▶ **How to complete this task**
The listing below must be copied exactly and in full.

= = =

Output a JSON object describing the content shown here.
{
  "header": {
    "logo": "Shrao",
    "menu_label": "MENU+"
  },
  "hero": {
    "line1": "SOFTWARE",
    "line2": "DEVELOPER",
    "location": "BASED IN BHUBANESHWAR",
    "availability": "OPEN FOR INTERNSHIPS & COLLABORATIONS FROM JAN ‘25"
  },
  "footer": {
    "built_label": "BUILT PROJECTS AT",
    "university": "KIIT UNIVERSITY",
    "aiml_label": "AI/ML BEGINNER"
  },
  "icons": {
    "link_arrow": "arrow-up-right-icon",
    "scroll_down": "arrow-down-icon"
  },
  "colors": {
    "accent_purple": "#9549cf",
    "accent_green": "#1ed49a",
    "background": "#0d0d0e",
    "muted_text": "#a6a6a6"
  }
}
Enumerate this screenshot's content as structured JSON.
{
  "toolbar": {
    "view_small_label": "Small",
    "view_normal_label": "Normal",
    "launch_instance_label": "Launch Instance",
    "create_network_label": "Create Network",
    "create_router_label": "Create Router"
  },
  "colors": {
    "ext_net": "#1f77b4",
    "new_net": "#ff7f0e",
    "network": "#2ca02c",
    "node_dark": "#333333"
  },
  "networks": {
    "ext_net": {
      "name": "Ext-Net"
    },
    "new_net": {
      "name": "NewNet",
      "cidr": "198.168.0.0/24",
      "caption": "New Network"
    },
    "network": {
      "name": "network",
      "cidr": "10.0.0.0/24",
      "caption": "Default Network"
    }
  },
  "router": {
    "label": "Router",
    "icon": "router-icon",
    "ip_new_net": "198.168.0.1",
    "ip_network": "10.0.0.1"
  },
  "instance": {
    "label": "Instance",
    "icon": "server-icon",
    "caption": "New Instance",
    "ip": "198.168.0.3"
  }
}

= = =

▶ **The completed task**
Output a JSON object describing the content shown here.
{
  "header": {
    "logo": "Shrao",
    "menu_label": "MENU+"
  },
  "hero": {
    "line1": "SOFTWARE",
    "line2": "DEVELOPER",
    "location": "BASED IN BHUBANESHWAR",
    "availability": "OPEN FOR INTERNSHIPS & COLLABORATIONS FROM JAN ‘25"
  },
  "footer": {
    "built_label": "BUILT PROJECTS AT",
    "university": "KIIT UNIVERSITY",
    "aiml_label": "AI/ML BEGINNER"
  },
  "icons": {
    "link_arrow": "arrow-up-right-icon",
    "scroll_down": "arrow-down-icon"
  },
  "colors": {
    "accent_purple": "#9549cf",
    "accent_green": "#1ed49a",
    "background": "#0d0d0e",
    "muted_text": "#a6a6a6"
  }
}
Enumerate this screenshot's content as structured JSON.
{
  "toolbar": {
    "view_small_label": "Small",
    "view_normal_label": "Normal",
    "launch_instance_label": "Launch Instance",
    "create_network_label": "Create Network",
    "create_router_label": "Create Router"
  },
  "colors": {
    "ext_net": "#1f77b4",
    "new_net": "#ff7f0e",
    "network": "#2ca02c",
    "node_dark": "#333333"
  },
  "networks": {
    "ext_net": {
      "name": "Ext-Net"
    },
    "new_net": {
      "name": "NewNet",
      "cidr": "198.168.0.0/24",
      "caption": "New Network"
    },
    "network": {
      "name": "network",
      "cidr": "10.0.0.0/24",
      "caption": "Default Network"
    }
  },
  "router": {
    "label": "Router",
    "icon": "router-icon",
    "ip_new_net": "198.168.0.1",
    "ip_network": "10.0.0.1"
  },
  "instance": {
    "label": "Instance",
    "icon": "server-icon",
    "caption": "New Instance",
    "ip": "198.168.0.3"
  }
}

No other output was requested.